Plasticity of residual cortical tissue has been identified as an important mediator of functional post-stroke recovery. After neonatal stroke the thickness of residual tissue can change, the tissue can move, and tissue can fill in the stroke core. Nevertheless, the majority of preclinical stroke research utilizes adult rats. Thus, the purpose of the present thesis was to systematically document such gross morphological changes in peri-infarct tissue after stroke in the adult rat. Morphological changes were assessed in pial strip devascularization, photothrombotic occlusion, and middle cerebral artery occlusion models of stroke using histological and magnetic resonance imaging. Decreases in cortical thickness, volume, and neural density were found to extend far beyond the stroke infarct and included the sensorimotor regions of the intact hemisphere. Movement of residual tissue towards the infarct was observed and confirmed using anatomical markers placed in intact cortical tissue at the time of stroke induction. I conclude that the extensive time-dependent morphological changes that occur in residual cortical tissue must be considered when evaluating plasticity-related cortical changes associated with post-stroke recovery of function.
ix, 162 leaves : ill. ; 28 cm

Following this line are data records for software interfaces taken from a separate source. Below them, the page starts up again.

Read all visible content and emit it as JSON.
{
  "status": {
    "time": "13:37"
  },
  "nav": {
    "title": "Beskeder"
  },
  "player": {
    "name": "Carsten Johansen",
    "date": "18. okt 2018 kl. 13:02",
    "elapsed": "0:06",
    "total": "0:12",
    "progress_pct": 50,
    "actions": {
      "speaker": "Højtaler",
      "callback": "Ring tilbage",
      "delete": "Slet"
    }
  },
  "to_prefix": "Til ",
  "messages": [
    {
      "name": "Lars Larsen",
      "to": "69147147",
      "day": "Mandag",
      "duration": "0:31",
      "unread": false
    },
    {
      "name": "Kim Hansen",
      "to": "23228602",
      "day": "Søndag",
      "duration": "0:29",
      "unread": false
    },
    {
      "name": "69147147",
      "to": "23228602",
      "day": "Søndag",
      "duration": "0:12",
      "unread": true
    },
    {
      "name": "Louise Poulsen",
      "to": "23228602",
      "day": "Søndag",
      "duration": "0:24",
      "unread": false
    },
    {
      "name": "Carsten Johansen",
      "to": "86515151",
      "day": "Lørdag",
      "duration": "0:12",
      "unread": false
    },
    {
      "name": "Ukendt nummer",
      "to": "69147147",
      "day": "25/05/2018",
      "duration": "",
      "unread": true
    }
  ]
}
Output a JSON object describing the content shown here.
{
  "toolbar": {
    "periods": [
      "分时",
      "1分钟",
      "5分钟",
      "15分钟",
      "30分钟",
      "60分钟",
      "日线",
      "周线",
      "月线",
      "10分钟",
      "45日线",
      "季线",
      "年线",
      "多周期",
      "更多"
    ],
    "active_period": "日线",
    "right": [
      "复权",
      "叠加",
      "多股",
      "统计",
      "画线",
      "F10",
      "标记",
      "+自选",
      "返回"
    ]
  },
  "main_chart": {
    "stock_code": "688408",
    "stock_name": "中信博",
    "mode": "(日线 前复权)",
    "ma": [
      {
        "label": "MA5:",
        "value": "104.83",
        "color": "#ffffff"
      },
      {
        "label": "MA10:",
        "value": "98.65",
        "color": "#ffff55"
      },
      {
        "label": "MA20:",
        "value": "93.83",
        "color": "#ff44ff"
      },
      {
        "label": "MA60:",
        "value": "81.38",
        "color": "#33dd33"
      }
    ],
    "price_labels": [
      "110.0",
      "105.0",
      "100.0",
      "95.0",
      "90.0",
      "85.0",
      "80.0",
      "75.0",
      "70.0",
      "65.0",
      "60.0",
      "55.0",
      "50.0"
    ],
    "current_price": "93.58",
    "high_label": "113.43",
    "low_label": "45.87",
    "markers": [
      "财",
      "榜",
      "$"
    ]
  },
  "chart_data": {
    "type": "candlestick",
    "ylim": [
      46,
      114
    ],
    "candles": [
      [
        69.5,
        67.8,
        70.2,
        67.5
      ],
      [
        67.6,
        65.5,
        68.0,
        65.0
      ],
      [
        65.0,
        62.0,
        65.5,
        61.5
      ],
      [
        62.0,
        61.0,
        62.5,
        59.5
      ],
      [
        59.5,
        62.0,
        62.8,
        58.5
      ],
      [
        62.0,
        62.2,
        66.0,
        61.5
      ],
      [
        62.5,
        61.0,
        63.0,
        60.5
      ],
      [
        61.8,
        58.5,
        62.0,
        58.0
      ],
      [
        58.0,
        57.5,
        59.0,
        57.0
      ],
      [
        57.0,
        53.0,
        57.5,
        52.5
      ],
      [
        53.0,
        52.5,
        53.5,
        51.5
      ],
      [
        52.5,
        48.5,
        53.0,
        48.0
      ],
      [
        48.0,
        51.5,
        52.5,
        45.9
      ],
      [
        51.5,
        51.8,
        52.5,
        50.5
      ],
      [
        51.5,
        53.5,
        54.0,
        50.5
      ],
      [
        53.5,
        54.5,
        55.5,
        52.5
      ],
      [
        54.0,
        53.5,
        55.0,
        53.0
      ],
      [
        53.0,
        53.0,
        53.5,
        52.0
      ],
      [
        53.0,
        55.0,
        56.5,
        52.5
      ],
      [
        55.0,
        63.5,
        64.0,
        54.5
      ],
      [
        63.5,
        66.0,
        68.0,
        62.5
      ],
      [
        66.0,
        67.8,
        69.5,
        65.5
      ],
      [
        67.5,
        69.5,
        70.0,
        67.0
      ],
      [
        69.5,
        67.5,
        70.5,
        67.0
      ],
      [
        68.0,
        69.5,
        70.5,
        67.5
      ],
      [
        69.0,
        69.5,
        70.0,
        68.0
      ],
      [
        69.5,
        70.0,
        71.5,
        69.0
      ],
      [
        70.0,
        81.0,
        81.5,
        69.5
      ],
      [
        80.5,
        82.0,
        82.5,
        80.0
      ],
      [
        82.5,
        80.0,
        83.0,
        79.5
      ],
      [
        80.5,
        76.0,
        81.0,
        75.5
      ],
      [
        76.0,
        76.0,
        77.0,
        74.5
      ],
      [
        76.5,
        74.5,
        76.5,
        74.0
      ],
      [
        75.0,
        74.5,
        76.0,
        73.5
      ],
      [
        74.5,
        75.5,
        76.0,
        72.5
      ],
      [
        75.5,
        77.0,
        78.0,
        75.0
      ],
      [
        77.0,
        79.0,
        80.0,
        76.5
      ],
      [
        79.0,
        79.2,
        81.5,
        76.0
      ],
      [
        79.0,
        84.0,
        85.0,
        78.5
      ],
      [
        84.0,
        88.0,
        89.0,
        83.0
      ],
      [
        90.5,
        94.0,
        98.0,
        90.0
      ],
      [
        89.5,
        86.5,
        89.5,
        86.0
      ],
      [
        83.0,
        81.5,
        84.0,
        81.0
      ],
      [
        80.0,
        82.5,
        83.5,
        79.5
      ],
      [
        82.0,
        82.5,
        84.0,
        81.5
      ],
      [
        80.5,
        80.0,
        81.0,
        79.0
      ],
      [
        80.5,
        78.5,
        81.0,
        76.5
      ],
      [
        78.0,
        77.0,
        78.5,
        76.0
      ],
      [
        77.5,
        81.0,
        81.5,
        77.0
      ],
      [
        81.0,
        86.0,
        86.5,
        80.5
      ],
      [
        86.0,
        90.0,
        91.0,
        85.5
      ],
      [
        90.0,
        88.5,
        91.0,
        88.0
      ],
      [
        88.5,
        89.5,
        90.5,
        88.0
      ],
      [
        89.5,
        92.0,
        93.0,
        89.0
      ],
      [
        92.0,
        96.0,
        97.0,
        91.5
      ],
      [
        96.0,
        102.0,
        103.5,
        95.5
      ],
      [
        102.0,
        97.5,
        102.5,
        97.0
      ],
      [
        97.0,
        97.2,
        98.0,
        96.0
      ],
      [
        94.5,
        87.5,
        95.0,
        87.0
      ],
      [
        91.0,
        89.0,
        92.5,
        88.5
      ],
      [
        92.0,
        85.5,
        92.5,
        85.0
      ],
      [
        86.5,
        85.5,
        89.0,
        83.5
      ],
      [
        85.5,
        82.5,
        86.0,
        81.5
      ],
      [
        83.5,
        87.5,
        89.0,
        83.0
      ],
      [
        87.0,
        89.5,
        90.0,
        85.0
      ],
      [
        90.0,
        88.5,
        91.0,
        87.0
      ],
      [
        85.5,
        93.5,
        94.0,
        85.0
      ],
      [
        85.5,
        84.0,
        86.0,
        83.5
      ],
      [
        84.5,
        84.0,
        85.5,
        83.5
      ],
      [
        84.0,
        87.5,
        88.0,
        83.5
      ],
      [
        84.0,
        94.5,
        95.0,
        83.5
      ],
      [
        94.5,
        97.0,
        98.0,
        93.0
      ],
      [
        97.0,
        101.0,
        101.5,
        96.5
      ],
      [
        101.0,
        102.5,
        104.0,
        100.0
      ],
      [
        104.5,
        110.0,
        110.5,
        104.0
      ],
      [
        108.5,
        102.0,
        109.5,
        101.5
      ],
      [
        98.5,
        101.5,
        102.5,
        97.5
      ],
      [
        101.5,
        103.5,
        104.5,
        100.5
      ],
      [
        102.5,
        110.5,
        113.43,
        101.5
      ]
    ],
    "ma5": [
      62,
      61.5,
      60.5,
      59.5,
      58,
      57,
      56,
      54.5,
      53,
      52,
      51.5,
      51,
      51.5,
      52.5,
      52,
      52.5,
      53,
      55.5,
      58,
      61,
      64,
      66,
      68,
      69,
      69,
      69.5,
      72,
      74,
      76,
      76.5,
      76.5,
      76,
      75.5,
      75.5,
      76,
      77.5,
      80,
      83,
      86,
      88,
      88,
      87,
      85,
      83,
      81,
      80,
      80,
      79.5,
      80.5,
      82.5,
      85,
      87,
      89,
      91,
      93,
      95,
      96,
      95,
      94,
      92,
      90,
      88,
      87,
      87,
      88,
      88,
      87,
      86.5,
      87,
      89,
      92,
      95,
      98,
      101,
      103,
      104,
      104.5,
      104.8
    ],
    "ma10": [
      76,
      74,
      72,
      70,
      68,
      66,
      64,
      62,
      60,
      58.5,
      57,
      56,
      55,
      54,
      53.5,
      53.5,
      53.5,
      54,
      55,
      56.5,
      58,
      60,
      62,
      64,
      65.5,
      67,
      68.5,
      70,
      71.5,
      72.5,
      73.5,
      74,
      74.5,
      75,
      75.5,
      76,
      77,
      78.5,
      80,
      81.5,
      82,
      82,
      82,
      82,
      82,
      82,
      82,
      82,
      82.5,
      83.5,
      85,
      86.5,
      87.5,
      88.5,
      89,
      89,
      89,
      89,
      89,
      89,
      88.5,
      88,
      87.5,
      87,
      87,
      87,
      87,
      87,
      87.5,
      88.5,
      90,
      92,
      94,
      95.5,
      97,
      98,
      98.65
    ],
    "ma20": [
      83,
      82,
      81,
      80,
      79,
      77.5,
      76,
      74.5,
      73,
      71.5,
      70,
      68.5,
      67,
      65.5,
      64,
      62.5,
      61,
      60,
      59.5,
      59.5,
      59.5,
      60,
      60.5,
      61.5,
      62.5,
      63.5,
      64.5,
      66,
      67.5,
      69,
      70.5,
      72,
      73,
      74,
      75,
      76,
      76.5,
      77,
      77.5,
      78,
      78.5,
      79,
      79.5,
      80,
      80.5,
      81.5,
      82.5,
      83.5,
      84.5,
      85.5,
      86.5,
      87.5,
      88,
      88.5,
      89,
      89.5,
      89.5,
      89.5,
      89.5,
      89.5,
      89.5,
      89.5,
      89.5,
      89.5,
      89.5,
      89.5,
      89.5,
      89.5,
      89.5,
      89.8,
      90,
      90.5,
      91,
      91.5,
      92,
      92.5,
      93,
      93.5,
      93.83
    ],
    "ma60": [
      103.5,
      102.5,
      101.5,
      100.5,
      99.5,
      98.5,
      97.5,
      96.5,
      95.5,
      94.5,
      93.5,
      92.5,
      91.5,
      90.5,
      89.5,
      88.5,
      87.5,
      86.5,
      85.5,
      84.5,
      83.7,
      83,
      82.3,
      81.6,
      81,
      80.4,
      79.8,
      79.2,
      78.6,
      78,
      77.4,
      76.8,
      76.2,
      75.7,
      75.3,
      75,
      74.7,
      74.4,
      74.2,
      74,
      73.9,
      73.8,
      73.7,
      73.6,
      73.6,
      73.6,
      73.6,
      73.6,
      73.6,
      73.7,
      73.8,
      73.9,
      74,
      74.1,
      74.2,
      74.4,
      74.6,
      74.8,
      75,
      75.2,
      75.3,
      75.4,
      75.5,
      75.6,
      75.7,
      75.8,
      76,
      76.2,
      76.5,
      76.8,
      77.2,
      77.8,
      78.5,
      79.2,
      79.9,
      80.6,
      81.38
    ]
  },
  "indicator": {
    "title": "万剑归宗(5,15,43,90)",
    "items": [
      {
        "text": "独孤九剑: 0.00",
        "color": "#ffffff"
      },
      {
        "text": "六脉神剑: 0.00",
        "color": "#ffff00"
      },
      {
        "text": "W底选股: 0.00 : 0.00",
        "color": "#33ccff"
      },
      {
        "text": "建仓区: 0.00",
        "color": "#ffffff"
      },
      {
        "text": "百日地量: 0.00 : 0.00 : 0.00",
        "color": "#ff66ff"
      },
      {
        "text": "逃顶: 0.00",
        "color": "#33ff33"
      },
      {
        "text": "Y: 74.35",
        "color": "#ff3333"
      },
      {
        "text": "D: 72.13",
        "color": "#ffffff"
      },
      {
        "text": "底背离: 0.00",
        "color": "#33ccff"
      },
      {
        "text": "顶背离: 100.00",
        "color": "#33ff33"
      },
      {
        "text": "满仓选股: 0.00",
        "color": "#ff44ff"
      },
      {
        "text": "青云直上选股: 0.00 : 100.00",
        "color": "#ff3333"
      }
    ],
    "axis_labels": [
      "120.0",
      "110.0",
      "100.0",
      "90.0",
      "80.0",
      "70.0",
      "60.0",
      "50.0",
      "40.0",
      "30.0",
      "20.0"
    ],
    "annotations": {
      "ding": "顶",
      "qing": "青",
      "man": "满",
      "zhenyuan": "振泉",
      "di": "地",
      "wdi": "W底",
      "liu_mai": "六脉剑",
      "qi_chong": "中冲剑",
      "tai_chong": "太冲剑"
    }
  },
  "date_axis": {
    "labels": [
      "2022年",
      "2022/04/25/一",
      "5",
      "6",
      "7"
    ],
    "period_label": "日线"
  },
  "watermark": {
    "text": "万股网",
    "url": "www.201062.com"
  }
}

Brain -- Research , Infarction , Cerebral infarction , Cerebrovascular disease , Adaptation (Physiology) , Brain -- Adaptation , Rats as laboratory animals , Dissertations, Academic